→ **INFORMATION SUPPLIED**
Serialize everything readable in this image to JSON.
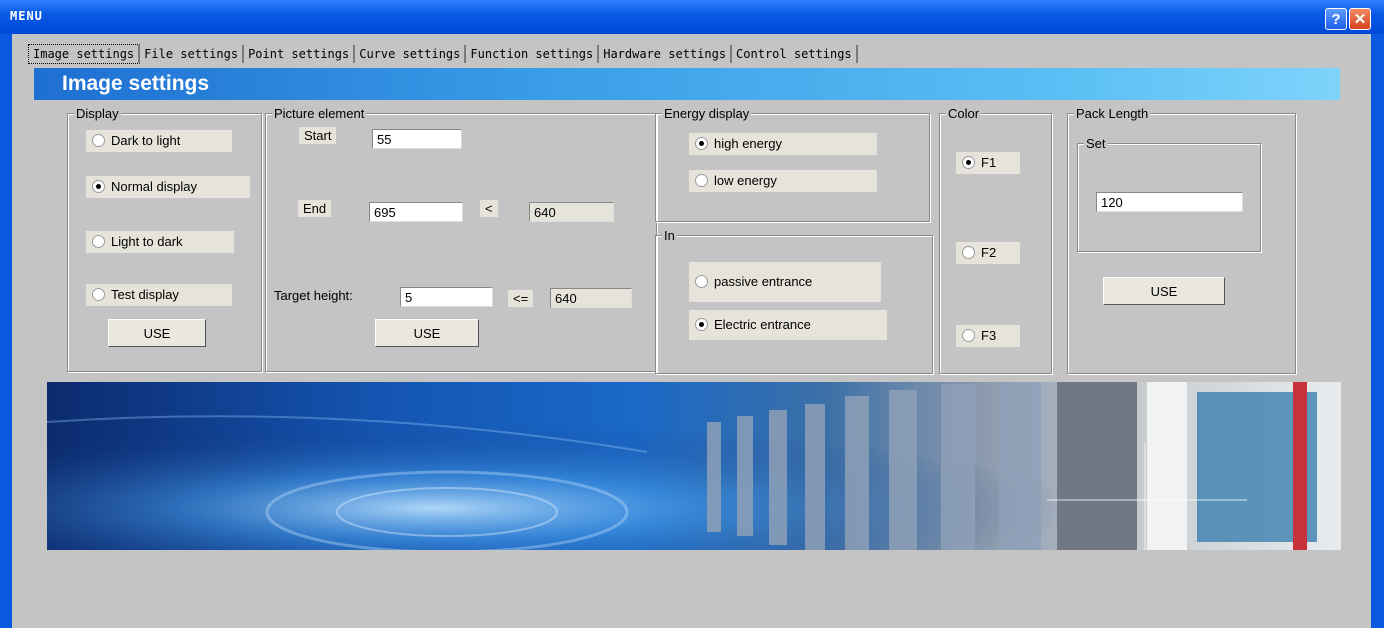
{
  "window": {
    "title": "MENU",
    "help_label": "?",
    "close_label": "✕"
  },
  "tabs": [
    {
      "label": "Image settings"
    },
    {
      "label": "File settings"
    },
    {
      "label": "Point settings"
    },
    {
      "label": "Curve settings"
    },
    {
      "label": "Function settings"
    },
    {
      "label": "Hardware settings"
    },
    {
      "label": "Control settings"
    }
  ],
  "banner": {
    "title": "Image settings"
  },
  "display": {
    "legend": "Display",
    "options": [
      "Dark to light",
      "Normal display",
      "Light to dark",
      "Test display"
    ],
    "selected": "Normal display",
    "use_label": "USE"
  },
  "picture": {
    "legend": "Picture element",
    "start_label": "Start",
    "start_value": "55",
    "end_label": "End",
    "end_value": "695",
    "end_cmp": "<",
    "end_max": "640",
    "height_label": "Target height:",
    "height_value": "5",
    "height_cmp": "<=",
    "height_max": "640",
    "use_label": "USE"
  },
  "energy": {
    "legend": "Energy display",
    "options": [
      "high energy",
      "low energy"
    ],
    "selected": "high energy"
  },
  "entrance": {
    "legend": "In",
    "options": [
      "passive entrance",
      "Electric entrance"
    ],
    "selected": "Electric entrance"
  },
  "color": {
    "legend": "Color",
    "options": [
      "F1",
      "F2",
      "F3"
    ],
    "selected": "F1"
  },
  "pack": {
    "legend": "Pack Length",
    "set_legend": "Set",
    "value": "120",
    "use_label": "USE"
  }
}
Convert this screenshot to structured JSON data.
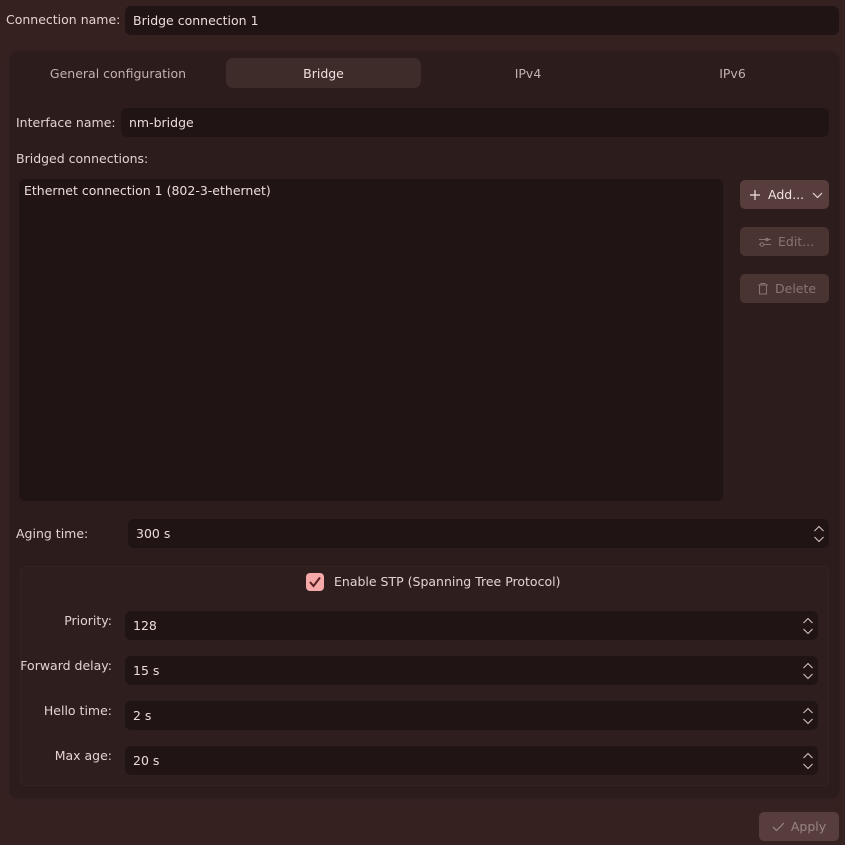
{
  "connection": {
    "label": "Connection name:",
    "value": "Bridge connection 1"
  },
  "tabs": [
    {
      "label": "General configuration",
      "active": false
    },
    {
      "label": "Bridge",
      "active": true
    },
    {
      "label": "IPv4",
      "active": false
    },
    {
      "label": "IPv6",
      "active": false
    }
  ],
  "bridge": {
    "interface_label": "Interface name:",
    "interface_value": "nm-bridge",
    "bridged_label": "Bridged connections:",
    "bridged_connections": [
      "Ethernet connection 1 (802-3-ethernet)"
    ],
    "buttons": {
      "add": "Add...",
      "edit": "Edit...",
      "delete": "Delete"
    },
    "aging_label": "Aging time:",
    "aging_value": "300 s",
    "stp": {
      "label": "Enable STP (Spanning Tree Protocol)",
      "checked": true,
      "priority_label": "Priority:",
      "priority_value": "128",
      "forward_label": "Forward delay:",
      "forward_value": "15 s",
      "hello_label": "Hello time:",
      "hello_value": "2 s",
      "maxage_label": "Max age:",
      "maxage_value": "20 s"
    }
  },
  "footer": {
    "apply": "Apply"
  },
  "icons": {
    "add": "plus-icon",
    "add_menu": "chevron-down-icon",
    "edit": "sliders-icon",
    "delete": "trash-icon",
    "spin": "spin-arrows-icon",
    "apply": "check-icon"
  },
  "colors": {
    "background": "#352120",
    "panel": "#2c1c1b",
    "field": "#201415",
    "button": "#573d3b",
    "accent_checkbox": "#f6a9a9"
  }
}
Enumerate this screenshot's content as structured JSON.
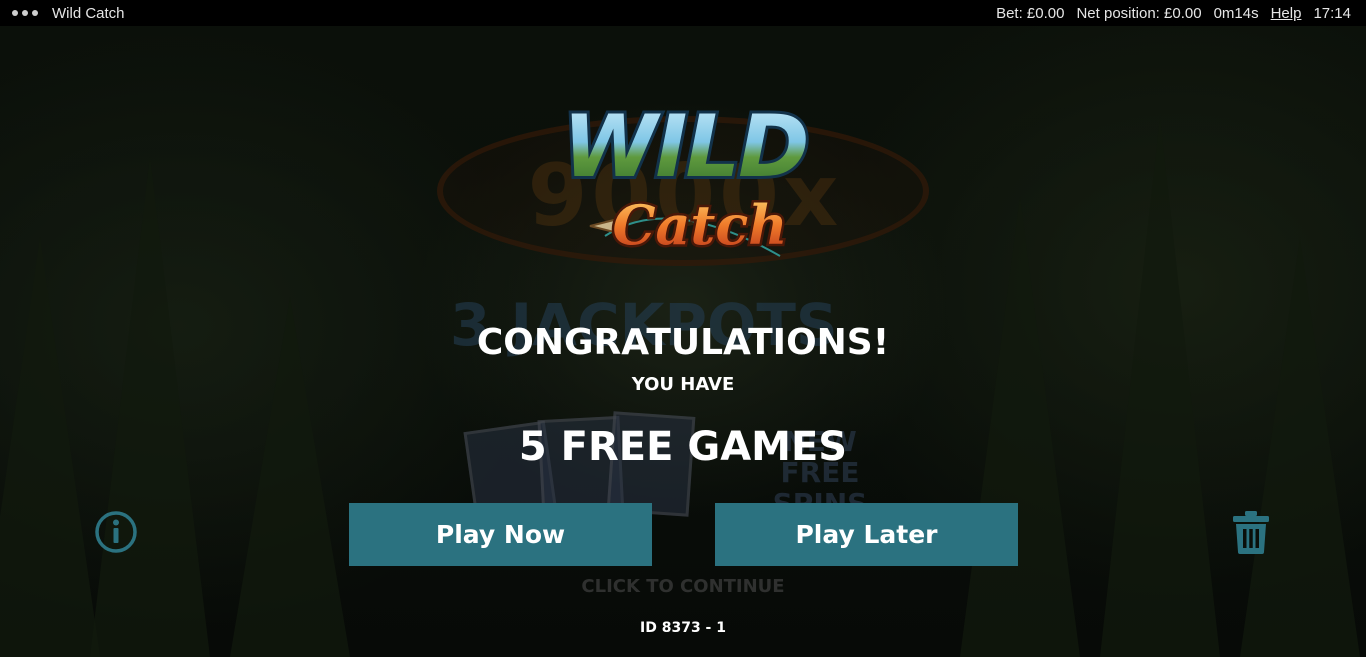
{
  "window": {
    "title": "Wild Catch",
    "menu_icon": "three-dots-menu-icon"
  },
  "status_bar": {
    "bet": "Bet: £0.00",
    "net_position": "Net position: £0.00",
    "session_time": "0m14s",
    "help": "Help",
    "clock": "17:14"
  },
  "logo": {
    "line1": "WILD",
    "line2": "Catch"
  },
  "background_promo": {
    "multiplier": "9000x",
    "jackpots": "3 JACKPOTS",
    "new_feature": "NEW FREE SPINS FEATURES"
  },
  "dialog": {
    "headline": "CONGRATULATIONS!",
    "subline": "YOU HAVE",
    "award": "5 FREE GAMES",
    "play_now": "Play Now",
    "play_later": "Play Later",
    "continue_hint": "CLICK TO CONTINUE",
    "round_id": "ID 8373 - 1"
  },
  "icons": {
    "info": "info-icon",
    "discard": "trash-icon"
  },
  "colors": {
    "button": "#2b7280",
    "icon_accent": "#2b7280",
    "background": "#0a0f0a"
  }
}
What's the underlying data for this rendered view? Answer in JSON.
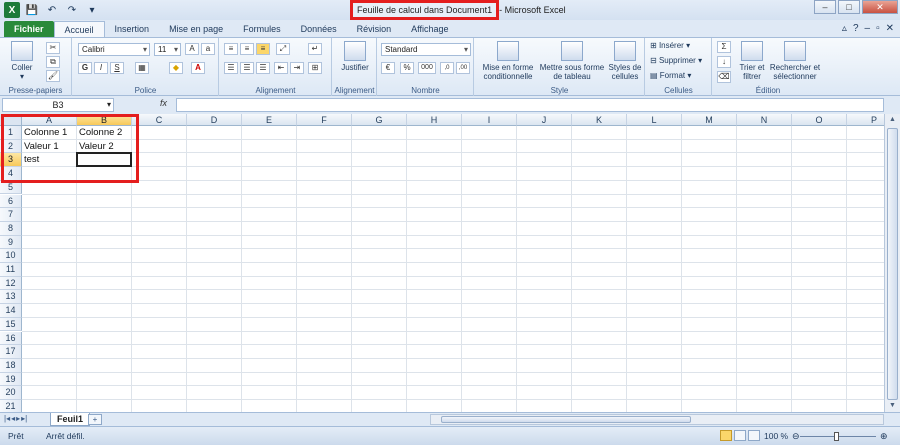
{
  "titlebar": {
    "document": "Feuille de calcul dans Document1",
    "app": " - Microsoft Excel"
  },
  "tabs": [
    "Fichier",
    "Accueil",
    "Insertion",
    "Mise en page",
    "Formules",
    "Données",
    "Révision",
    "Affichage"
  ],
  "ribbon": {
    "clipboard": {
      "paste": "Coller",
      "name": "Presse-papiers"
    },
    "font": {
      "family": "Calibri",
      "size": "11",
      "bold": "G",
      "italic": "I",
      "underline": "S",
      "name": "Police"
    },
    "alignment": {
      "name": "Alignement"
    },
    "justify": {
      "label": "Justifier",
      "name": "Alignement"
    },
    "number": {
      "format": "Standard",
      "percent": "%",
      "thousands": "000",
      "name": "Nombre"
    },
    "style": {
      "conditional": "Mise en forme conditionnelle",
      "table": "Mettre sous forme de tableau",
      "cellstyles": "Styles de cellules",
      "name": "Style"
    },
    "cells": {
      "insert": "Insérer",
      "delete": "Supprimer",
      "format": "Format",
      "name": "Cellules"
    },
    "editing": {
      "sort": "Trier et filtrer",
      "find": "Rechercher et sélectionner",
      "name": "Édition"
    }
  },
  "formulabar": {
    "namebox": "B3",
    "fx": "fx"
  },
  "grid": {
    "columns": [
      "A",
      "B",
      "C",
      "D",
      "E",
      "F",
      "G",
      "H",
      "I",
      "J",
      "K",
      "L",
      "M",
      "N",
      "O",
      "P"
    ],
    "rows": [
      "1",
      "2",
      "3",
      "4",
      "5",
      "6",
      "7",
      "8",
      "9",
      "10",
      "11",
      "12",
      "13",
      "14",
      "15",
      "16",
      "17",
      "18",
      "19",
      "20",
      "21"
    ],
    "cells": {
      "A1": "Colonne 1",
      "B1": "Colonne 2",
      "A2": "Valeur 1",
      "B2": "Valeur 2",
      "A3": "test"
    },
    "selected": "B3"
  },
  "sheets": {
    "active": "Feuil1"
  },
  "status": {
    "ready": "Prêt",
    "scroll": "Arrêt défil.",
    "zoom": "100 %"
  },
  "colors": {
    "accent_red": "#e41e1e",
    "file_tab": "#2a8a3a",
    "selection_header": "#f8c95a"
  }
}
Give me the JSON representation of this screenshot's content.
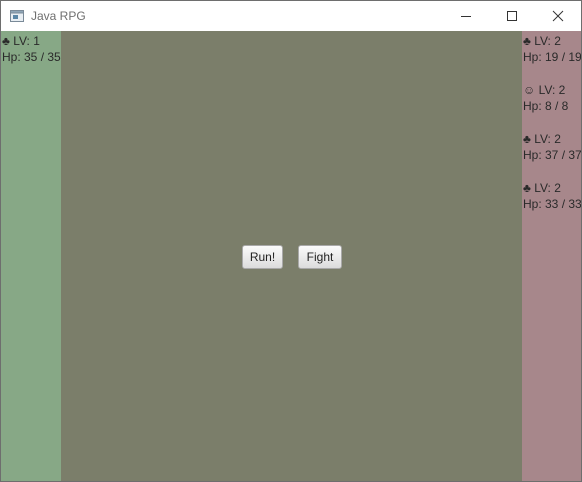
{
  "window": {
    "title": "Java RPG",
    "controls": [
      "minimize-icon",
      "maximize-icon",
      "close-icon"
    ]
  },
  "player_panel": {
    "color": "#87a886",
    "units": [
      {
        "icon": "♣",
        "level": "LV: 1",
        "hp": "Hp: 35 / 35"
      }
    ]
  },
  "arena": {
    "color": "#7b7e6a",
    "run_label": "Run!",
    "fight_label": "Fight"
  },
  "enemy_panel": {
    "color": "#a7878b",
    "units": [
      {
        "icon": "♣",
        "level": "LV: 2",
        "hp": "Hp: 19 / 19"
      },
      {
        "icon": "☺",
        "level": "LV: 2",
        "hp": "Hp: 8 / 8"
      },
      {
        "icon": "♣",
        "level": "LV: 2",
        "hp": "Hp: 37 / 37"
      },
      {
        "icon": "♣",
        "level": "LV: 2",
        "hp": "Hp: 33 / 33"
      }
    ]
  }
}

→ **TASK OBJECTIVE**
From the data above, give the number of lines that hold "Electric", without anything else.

→ **OUTPUT**
2